**Activity**. The records underneath are to be printed in full and exactly, with no pictures carried over.
*** Opening of Source records ***
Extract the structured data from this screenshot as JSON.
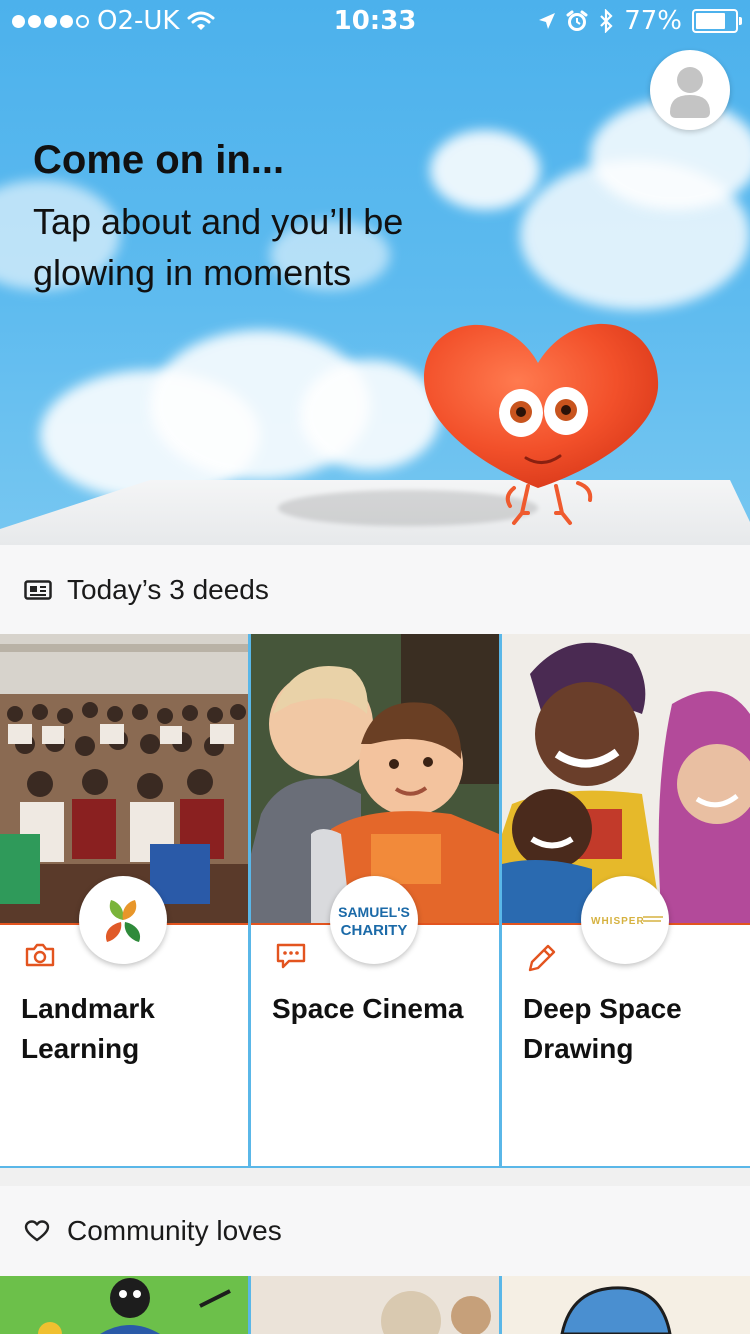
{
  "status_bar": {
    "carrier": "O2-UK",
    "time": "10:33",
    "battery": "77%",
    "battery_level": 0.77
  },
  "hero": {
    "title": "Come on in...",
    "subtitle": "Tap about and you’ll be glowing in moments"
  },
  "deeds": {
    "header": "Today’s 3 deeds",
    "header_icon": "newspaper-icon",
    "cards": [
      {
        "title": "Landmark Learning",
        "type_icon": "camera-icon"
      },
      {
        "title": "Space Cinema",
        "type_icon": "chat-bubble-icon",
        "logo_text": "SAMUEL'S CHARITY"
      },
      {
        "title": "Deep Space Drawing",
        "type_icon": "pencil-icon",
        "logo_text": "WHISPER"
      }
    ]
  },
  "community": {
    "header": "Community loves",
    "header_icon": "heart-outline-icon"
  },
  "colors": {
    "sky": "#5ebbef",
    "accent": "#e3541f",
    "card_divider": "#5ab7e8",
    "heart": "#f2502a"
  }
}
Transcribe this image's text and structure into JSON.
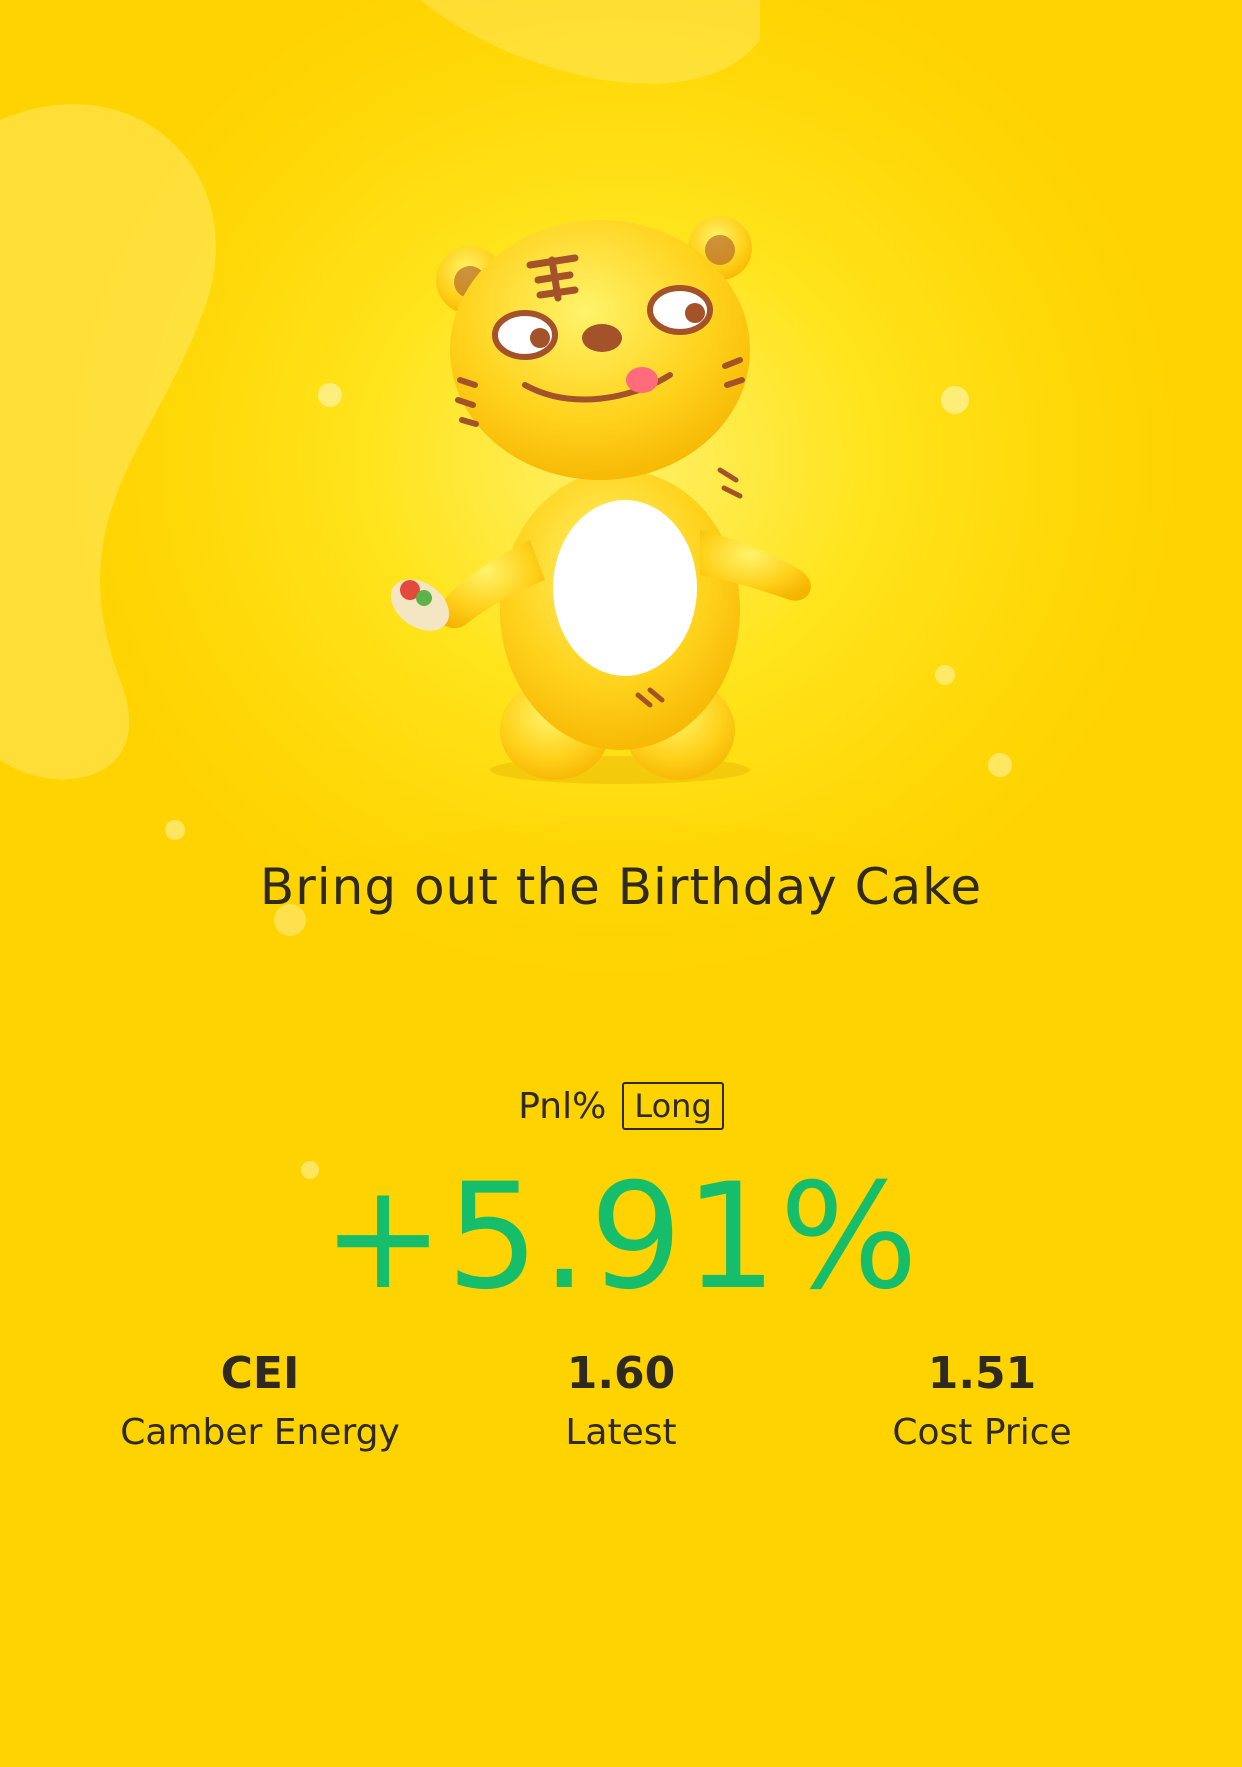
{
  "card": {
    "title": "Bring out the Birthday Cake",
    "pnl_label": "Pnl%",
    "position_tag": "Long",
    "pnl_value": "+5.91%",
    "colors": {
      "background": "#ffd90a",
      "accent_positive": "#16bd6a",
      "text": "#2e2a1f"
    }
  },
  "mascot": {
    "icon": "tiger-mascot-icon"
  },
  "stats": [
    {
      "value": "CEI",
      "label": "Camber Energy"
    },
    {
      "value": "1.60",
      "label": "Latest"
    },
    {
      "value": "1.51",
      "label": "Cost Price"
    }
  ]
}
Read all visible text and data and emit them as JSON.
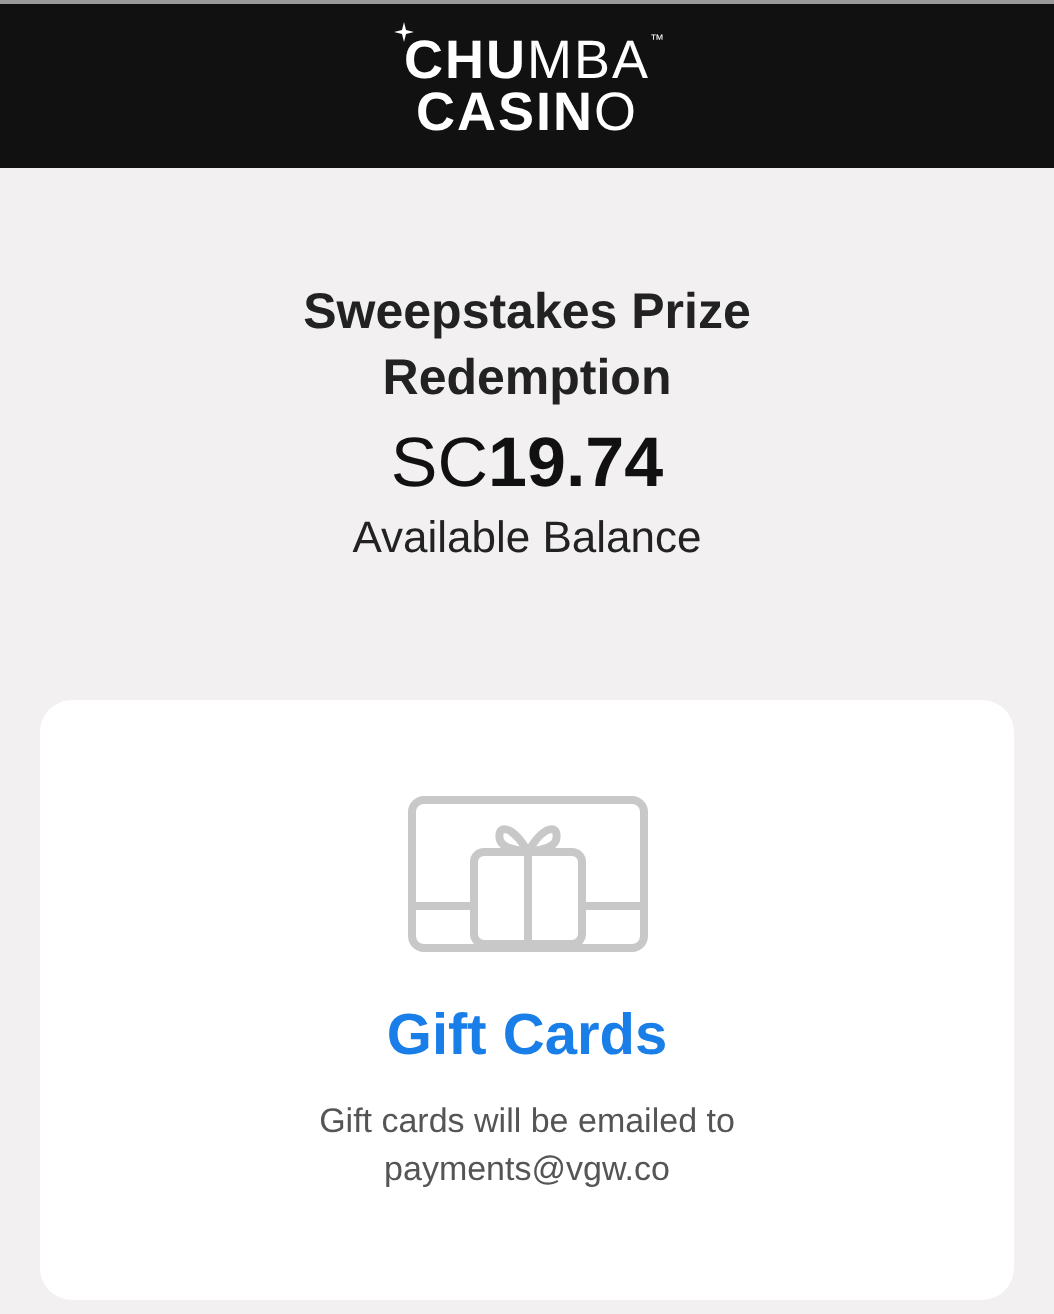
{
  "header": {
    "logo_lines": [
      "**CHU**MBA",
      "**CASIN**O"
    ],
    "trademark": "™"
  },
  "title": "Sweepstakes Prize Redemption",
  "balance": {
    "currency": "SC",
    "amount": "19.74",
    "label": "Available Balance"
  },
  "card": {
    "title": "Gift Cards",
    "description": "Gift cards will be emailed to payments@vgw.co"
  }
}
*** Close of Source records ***
**Completed exercise**.
Extract the structured data from this screenshot as JSON.
{
  "status_bar": {
    "carrier": "O2-UK",
    "time": "10:33",
    "battery": "77%",
    "battery_level": 0.77
  },
  "hero": {
    "title": "Come on in...",
    "subtitle": "Tap about and you’ll be glowing in moments"
  },
  "deeds": {
    "header": "Today’s 3 deeds",
    "header_icon": "newspaper-icon",
    "cards": [
      {
        "title": "Landmark Learning",
        "type_icon": "camera-icon"
      },
      {
        "title": "Space Cinema",
        "type_icon": "chat-bubble-icon",
        "logo_text": "SAMUEL'S CHARITY"
      },
      {
        "title": "Deep Space Drawing",
        "type_icon": "pencil-icon",
        "logo_text": "WHISPER"
      }
    ]
  },
  "community": {
    "header": "Community loves",
    "header_icon": "heart-outline-icon"
  },
  "colors": {
    "sky": "#5ebbef",
    "accent": "#e3541f",
    "card_divider": "#5ab7e8",
    "heart": "#f2502a"
  }
}
Transcribe this image's text and structure into JSON.
{
  "card": {
    "title": "Bring out the Birthday Cake",
    "pnl_label": "Pnl%",
    "position_tag": "Long",
    "pnl_value": "+5.91%",
    "colors": {
      "background": "#ffd90a",
      "accent_positive": "#16bd6a",
      "text": "#2e2a1f"
    }
  },
  "mascot": {
    "icon": "tiger-mascot-icon"
  },
  "stats": [
    {
      "value": "CEI",
      "label": "Camber Energy"
    },
    {
      "value": "1.60",
      "label": "Latest"
    },
    {
      "value": "1.51",
      "label": "Cost Price"
    }
  ]
}
Read all visible text and data and emit them as JSON.
{
  "header": {
    "logo_lines": [
      "**CHU**MBA",
      "**CASIN**O"
    ],
    "trademark": "™"
  },
  "title": "Sweepstakes Prize Redemption",
  "balance": {
    "currency": "SC",
    "amount": "19.74",
    "label": "Available Balance"
  },
  "card": {
    "title": "Gift Cards",
    "description": "Gift cards will be emailed to payments@vgw.co"
  }
}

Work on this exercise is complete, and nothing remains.